TASK INSTRUCTIONS — In the copy, include every record below exactly as it appears, but no pictures.

RECORDS FOR THE EXERCISE —

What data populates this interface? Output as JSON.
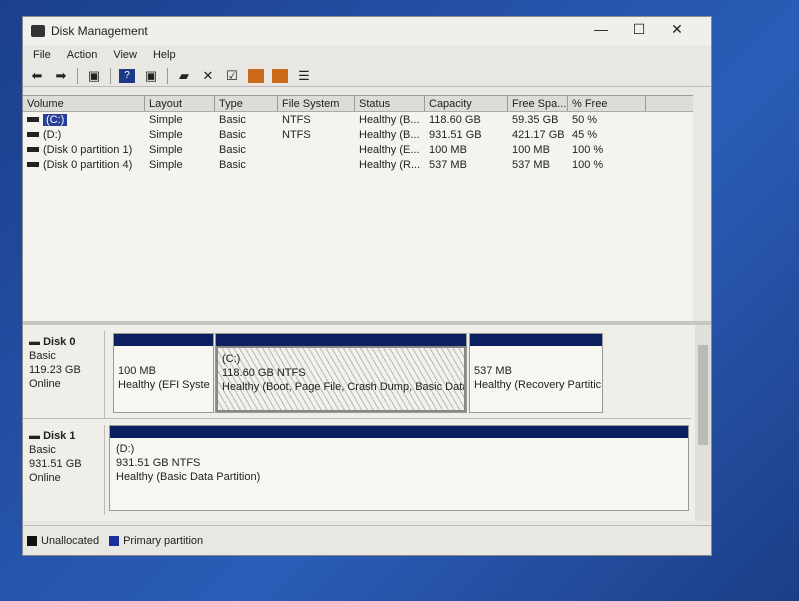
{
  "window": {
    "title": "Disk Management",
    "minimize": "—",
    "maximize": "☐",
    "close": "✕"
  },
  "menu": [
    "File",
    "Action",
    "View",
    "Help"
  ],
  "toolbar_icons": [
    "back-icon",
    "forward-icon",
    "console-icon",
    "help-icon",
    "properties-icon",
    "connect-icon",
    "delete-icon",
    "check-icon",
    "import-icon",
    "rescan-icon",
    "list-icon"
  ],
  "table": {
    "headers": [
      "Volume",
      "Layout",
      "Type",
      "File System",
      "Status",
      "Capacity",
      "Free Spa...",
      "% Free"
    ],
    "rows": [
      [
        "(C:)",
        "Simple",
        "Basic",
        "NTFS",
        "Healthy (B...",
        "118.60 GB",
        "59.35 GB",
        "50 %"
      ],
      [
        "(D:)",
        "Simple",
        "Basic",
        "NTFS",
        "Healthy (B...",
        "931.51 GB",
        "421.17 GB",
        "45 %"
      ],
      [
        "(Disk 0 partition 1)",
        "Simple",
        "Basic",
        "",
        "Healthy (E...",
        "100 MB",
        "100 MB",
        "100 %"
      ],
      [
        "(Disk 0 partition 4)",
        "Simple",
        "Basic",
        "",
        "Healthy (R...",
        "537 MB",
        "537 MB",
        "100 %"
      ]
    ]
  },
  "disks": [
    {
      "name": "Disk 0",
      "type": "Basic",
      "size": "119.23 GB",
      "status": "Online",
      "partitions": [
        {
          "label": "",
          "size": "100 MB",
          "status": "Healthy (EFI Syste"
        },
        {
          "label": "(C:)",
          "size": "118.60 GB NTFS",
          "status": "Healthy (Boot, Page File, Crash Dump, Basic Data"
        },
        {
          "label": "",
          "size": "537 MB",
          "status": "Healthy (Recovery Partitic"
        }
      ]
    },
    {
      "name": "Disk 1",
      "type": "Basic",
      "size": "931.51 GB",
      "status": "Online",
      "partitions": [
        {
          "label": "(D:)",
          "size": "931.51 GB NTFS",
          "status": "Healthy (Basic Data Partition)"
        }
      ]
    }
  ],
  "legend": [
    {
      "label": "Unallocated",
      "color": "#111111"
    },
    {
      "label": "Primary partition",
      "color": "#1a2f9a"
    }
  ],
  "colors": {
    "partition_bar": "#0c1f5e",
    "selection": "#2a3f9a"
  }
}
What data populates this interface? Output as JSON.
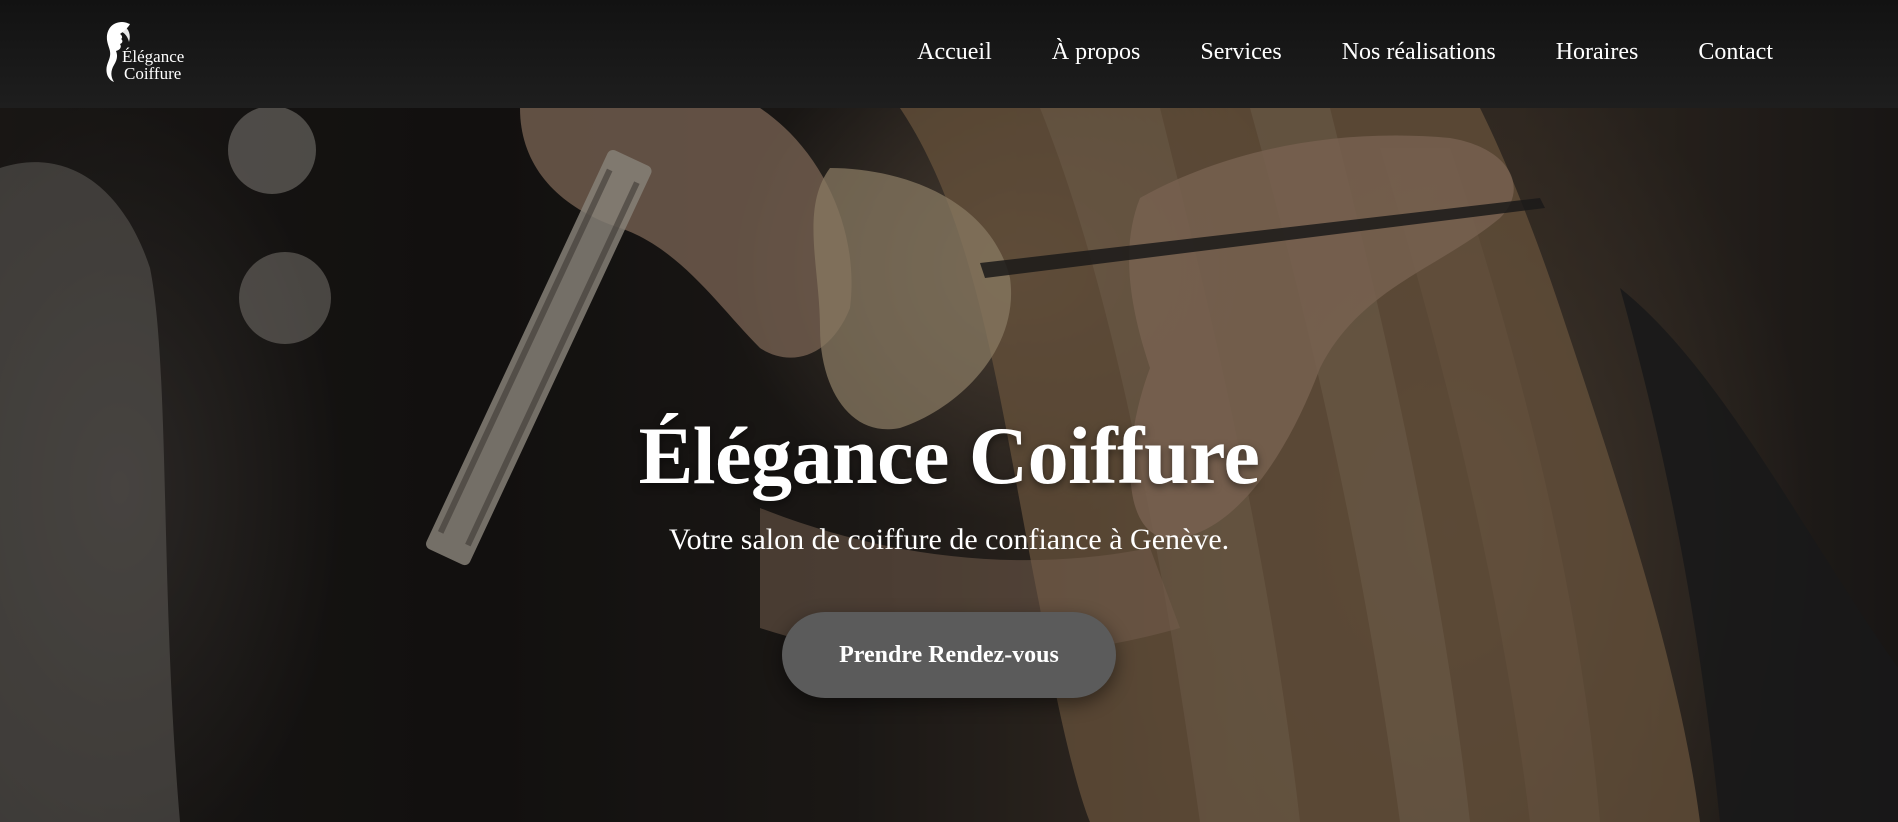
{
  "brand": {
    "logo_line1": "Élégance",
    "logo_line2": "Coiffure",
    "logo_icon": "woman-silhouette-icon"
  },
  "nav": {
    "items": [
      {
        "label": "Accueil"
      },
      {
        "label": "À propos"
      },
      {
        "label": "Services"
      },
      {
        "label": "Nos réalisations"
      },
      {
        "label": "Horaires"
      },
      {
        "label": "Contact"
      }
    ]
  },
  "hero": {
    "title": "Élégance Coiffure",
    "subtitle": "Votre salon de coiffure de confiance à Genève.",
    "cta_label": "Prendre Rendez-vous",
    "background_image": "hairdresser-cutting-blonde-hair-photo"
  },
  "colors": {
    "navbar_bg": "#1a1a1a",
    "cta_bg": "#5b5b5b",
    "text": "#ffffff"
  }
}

RESPONSE BELOW —
What data populates this interface? Output as JSON.
{
  "window": {
    "title": "Disk Management",
    "minimize": "—",
    "maximize": "☐",
    "close": "✕"
  },
  "menu": [
    "File",
    "Action",
    "View",
    "Help"
  ],
  "toolbar_icons": [
    "back-icon",
    "forward-icon",
    "console-icon",
    "help-icon",
    "properties-icon",
    "connect-icon",
    "delete-icon",
    "check-icon",
    "import-icon",
    "rescan-icon",
    "list-icon"
  ],
  "table": {
    "headers": [
      "Volume",
      "Layout",
      "Type",
      "File System",
      "Status",
      "Capacity",
      "Free Spa...",
      "% Free"
    ],
    "rows": [
      [
        "(C:)",
        "Simple",
        "Basic",
        "NTFS",
        "Healthy (B...",
        "118.60 GB",
        "59.35 GB",
        "50 %"
      ],
      [
        "(D:)",
        "Simple",
        "Basic",
        "NTFS",
        "Healthy (B...",
        "931.51 GB",
        "421.17 GB",
        "45 %"
      ],
      [
        "(Disk 0 partition 1)",
        "Simple",
        "Basic",
        "",
        "Healthy (E...",
        "100 MB",
        "100 MB",
        "100 %"
      ],
      [
        "(Disk 0 partition 4)",
        "Simple",
        "Basic",
        "",
        "Healthy (R...",
        "537 MB",
        "537 MB",
        "100 %"
      ]
    ]
  },
  "disks": [
    {
      "name": "Disk 0",
      "type": "Basic",
      "size": "119.23 GB",
      "status": "Online",
      "partitions": [
        {
          "label": "",
          "size": "100 MB",
          "status": "Healthy (EFI Syste"
        },
        {
          "label": "(C:)",
          "size": "118.60 GB NTFS",
          "status": "Healthy (Boot, Page File, Crash Dump, Basic Data"
        },
        {
          "label": "",
          "size": "537 MB",
          "status": "Healthy (Recovery Partitic"
        }
      ]
    },
    {
      "name": "Disk 1",
      "type": "Basic",
      "size": "931.51 GB",
      "status": "Online",
      "partitions": [
        {
          "label": "(D:)",
          "size": "931.51 GB NTFS",
          "status": "Healthy (Basic Data Partition)"
        }
      ]
    }
  ],
  "legend": [
    {
      "label": "Unallocated",
      "color": "#111111"
    },
    {
      "label": "Primary partition",
      "color": "#1a2f9a"
    }
  ],
  "colors": {
    "partition_bar": "#0c1f5e",
    "selection": "#2a3f9a"
  }
}
What data populates this interface? Output as JSON.
{
  "brand": {
    "logo_line1": "Élégance",
    "logo_line2": "Coiffure",
    "logo_icon": "woman-silhouette-icon"
  },
  "nav": {
    "items": [
      {
        "label": "Accueil"
      },
      {
        "label": "À propos"
      },
      {
        "label": "Services"
      },
      {
        "label": "Nos réalisations"
      },
      {
        "label": "Horaires"
      },
      {
        "label": "Contact"
      }
    ]
  },
  "hero": {
    "title": "Élégance Coiffure",
    "subtitle": "Votre salon de coiffure de confiance à Genève.",
    "cta_label": "Prendre Rendez-vous",
    "background_image": "hairdresser-cutting-blonde-hair-photo"
  },
  "colors": {
    "navbar_bg": "#1a1a1a",
    "cta_bg": "#5b5b5b",
    "text": "#ffffff"
  }
}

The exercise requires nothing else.